Thursday, 14 November 2013

The recent release of Android’s latest Operating System created much hype for its surprise branding if not for its technological wizardry. While the name Android KitKat was along the lines of previous releases which have all been named after confectionery or desserts, this release was the first to see a partnership with another global brand.

The union sheds light on a marketing practice that generates interesting strategic and legal issues. Businesses contemplating such an arrangement must assess the goals of co-branding partnerships along with the possible risks that they can create before committing themselves.

The Goals of Co-branding Deals

It is notable that neither party in the Android KitKat deal exchanged money as part of the arrangement, which suggests the value of such an agreement is to some extent intangible.

Indeed, such a strategy aims to be mutually beneficial to the parties by enabling the each of the brands to be associated with the more positive aspects of the other. This can help improve consumer awareness, improve promotional efficiencies (by capitalizing on the new partnership), and drive sales.

Clearly such benefits were expected in the Google-Nestle approach. Nestle now plans to deliver more than 50 million chocolate bars featuring the Android mascot in 19 different markets.

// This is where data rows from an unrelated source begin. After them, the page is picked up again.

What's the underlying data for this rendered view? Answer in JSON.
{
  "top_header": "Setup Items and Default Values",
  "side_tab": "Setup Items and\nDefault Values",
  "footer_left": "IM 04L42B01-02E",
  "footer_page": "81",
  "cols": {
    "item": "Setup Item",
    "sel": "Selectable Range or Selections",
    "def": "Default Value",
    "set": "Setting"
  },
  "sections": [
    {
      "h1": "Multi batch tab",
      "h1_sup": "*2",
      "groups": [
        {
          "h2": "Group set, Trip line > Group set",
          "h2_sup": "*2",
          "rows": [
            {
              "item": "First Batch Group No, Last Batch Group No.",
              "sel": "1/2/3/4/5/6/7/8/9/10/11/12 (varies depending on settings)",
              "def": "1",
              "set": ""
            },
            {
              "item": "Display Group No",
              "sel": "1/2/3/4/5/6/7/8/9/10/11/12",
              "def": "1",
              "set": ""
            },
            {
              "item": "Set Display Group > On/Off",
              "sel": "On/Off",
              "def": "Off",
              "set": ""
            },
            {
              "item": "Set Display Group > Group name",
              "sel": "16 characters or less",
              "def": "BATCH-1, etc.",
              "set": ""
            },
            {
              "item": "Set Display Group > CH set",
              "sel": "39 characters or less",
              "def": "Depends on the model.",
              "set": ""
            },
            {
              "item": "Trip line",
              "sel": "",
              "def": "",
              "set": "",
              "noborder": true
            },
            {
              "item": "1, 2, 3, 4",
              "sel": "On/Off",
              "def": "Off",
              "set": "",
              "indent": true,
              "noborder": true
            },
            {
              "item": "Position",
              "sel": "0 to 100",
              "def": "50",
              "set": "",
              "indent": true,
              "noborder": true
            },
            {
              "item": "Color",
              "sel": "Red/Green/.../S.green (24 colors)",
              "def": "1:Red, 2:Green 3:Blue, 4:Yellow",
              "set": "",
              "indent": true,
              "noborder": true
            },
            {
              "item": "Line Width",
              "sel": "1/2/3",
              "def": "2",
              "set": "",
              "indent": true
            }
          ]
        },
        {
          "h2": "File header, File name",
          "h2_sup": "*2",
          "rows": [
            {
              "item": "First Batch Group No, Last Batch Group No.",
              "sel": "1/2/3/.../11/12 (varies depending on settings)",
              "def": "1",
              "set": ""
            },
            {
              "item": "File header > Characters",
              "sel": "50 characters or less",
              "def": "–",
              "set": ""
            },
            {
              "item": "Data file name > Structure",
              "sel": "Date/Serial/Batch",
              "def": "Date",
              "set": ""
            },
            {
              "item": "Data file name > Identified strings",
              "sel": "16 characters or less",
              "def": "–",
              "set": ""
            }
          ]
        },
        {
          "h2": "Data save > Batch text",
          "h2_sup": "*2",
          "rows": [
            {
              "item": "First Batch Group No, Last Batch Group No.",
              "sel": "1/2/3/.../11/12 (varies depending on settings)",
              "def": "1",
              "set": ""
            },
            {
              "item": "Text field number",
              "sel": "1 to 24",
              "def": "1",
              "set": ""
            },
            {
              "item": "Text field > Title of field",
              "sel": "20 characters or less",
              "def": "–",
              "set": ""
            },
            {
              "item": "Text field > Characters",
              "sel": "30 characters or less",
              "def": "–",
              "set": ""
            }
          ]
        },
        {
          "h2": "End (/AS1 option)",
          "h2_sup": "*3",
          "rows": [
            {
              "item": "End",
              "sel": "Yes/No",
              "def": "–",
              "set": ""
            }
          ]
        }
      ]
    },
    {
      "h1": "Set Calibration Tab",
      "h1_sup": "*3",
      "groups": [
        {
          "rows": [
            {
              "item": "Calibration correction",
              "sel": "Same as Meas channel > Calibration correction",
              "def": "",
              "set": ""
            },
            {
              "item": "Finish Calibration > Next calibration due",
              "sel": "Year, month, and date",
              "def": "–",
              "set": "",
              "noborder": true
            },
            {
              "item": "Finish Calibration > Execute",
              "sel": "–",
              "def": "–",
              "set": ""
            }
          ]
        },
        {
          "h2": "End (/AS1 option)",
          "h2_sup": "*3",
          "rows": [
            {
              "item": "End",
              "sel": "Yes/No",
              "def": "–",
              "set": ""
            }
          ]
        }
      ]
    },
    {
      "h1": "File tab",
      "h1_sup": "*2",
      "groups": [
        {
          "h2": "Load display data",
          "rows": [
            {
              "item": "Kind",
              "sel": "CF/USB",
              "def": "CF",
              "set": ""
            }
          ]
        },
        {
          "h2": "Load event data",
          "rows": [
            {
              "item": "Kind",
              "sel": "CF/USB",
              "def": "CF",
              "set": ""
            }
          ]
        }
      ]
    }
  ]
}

The Android KitKat deal offers some insight into the potential benefits of these arrangements but businesses should also remain conscious of the potential downsides.

The Risks of Co-branding Deals

There can be risks to co-branding partnerships, both operational and legal.

If future reputational issues emerge in one party, it may effect the second party’s brand equity too. For example, if Android’s new operating system were to become particularly vulnerable to malware, KitKat’s brand equity could also be damaged. Even Patrice Bula, Nestle’s Marketing chief, has accepted there were possible ‘pitfalls in the deal’. However, such risk may appear somewhat tempered given that the two companies operate in different markets. KitKat is a well known confectionery label, Google is associated with technology. There is little overlap between the two industries. Such a commercial divide creates a separation in the consumers mind too, minimising collateral damage to the secondary party.

The considerable legal legwork needed to create the Google-Nestle partnership indicates the degree of risk entailed in tie-ups across commercial sectors. Both Nestlé and Google have several commercial trademarks registered under EU law to prevent the misuse of their intellectual property. Such protections exist precisely because value built up using time and resources can sustain damage from misuse.

Although co-branding initiatives are not a misuse of intellectual property, if they go wrong, similar issues may result such as ‘brand dilution’. For example, with co-branding initiatives consumers may become confused and identify more than a single source of origin to a particular registered trademark. Under European Law, separation of goods or services is crucial in avoiding the infringement of another’s intellectual property rights; where this occurs due to infringement it could be a cause for action under Art. 8(5) of the Commercial Trade Mark Regulations.

For more information about co-branding or protecting your intellectual property rights, please contact James Crichton via e-mail or by telephone on 0207 611 4848.